Whole life and universal life insurance policies are more expensive than term policies but have no pre-determined expiration date. If sufficient premiums are paid, the policy is in force for the lifetime of the insured. While monthly premiums are higher than term, money paid into the policy that exceeds the cost of insurance builds in a cash value account that’s part of the policy. The cash value offsets the rising cost of insurance as you age, so premiums can remain level throughout life and not rise to unaffordable amounts in your later years.
|Each insurance company will have different rules in place, but in general, the most you can borrow against your life insurance is up to 90% of its cash value.|
|You can borrow from a life insurance policy as soon as there is enough cash value built up to take a loan in the amount you need. Depending on how your policy is structured, this can take several years to accrue.|
|You can borrow from permanent life insurance policies that build cash value. These would typically include whole life and universal life (UL) policies. You cannot borrow against a term policy since there is no cash value associated with it.|
Policy loans do not affect your credit, and there is no approval process or credit check since you are essentially borrowing from yourself. No explanation is required about how you plan to use the money, so it can be used for anything from bills to vacation expenses to a financial emergency. The loan is also not recognized by the IRS as income, therefore it remains free from tax as long as the policy stays active (provided it’s not a modified endowment contract).
A policy loan reduces your available cash value and death benefit. If you pass while owing money on a life insurance loan, it will reduce the amount your beneficiaries receive. Interest rates are typically much lower than on a bank loan or credit card, and there is no mandatory monthly payment. However, it’s important to pay the loan back in a timely manner, on top of your regular premium payments. If unpaid, interest is added to the balance and accrues, putting your loan at risk of exceeding the policy’s cash value and causing your policy to lapse. If that happens, it’s likely you’ll owe taxes on the amount you borrowed.

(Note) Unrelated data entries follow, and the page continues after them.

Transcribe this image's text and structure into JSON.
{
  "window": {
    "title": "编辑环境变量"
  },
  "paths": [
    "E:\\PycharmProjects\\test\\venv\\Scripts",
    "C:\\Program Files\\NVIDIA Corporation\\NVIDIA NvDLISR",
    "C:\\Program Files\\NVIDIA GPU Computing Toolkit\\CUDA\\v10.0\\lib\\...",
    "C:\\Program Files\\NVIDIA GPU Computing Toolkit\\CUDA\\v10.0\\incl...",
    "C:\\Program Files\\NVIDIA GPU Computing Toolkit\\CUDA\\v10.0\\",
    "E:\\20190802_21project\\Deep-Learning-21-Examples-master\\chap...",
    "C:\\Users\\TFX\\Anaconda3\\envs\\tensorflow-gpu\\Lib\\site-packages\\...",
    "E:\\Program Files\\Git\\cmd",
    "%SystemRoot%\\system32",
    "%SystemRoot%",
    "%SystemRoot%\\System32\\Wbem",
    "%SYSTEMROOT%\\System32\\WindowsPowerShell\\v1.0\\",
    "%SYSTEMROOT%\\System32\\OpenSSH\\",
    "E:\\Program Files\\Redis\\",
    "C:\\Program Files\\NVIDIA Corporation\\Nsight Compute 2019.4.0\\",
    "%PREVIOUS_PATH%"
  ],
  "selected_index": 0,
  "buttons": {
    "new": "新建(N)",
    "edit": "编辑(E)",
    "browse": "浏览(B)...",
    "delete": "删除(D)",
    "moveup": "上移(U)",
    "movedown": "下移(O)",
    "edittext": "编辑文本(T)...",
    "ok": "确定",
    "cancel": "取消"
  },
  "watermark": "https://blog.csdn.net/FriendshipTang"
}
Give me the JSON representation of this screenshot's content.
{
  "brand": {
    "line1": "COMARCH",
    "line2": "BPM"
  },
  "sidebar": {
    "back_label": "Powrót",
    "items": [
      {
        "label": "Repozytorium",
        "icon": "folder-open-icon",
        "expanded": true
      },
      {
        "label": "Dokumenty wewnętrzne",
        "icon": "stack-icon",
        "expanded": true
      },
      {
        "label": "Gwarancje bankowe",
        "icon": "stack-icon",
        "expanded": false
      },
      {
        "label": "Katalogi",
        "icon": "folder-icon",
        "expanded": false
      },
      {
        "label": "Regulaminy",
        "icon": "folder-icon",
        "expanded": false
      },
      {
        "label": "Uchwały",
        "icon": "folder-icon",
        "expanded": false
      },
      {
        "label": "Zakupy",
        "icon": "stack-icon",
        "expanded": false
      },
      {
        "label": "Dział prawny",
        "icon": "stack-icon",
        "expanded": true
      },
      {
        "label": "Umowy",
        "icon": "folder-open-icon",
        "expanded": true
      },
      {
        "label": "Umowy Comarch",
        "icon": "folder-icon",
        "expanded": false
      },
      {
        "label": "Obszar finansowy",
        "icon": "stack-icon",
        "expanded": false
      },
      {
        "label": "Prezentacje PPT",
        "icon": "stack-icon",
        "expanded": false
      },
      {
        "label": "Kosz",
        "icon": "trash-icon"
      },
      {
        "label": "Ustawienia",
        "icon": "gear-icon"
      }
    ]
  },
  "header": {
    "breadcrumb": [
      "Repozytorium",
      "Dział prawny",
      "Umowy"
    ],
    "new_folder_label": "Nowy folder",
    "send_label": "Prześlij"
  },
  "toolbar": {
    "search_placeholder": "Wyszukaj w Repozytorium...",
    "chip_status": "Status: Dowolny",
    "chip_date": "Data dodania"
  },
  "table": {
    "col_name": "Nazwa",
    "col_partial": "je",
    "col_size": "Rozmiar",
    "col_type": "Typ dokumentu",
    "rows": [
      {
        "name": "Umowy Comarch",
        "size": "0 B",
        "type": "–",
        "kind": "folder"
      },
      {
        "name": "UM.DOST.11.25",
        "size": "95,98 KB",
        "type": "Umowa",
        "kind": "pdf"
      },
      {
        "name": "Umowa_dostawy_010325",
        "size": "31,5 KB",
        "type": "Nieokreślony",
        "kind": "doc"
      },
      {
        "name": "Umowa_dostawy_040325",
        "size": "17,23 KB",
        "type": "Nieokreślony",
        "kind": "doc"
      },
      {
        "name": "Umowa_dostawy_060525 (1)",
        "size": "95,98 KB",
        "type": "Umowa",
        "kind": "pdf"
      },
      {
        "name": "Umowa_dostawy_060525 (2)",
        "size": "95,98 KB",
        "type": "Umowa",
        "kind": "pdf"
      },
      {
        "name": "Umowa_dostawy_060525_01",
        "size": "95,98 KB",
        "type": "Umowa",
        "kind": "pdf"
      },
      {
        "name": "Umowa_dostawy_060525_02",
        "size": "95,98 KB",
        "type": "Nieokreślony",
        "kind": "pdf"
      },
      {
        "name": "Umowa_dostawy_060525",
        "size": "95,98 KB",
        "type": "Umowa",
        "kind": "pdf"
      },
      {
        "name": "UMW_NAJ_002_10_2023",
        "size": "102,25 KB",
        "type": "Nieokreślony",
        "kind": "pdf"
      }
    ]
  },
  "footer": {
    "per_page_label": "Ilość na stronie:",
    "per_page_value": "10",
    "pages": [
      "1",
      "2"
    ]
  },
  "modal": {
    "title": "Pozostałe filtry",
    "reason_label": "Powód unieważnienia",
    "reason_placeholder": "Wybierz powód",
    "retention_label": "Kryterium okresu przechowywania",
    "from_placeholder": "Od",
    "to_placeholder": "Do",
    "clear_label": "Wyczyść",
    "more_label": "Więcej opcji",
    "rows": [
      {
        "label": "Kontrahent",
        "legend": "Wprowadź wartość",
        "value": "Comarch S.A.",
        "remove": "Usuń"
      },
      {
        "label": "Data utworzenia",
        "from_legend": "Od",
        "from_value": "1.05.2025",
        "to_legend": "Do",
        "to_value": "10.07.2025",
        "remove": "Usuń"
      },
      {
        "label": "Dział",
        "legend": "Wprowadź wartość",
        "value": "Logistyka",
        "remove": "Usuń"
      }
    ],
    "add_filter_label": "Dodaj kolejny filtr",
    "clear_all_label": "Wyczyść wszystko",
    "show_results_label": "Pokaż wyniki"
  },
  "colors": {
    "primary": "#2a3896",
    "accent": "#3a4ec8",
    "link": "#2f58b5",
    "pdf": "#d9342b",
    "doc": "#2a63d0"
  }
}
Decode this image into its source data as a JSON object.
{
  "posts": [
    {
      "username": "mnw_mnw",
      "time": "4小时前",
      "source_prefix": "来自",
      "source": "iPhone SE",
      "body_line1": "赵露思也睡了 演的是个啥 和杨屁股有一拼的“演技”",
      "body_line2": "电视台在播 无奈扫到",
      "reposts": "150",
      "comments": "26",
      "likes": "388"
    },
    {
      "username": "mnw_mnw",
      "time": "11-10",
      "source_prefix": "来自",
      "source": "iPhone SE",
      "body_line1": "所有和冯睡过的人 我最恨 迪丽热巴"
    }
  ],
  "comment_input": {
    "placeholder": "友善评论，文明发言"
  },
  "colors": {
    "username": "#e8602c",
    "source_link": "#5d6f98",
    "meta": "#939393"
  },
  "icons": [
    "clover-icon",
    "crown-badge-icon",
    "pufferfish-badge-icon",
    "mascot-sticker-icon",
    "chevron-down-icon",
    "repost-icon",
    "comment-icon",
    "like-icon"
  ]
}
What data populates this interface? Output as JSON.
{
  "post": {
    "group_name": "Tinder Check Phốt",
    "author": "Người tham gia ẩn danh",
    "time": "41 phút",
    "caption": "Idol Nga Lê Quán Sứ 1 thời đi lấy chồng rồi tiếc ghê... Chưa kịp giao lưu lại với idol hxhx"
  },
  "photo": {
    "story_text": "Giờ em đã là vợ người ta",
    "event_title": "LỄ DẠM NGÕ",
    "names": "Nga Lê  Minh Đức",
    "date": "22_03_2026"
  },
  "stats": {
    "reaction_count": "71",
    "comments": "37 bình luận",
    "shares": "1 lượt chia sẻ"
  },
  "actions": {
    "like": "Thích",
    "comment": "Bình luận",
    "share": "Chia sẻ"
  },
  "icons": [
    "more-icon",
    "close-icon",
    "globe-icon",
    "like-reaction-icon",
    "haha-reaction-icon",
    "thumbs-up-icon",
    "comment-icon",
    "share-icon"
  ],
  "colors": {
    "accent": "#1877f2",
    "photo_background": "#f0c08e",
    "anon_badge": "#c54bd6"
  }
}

Permanent life insurance that accumulates a cash value can provide certain living benefits, in addition to its death benefit. When you take a loan against your policy, your insurer lends you the money and uses the cash in your policy as collateral. This means that the policy’s cash value can continue to accumulate. However, it’s important to check with your insurance company how interest and any dividends will be determined and paid when you have an active loan. Policy loans can be useful financial tools, but they can also create financial turmoil. Be sure to thoroughly consider the pros and cons of life insurance policy loans in the context of your situation before taking one out.
Sources: Investopedia / Michela Buttignol, Northwestern Mutual, Internal Revenue Service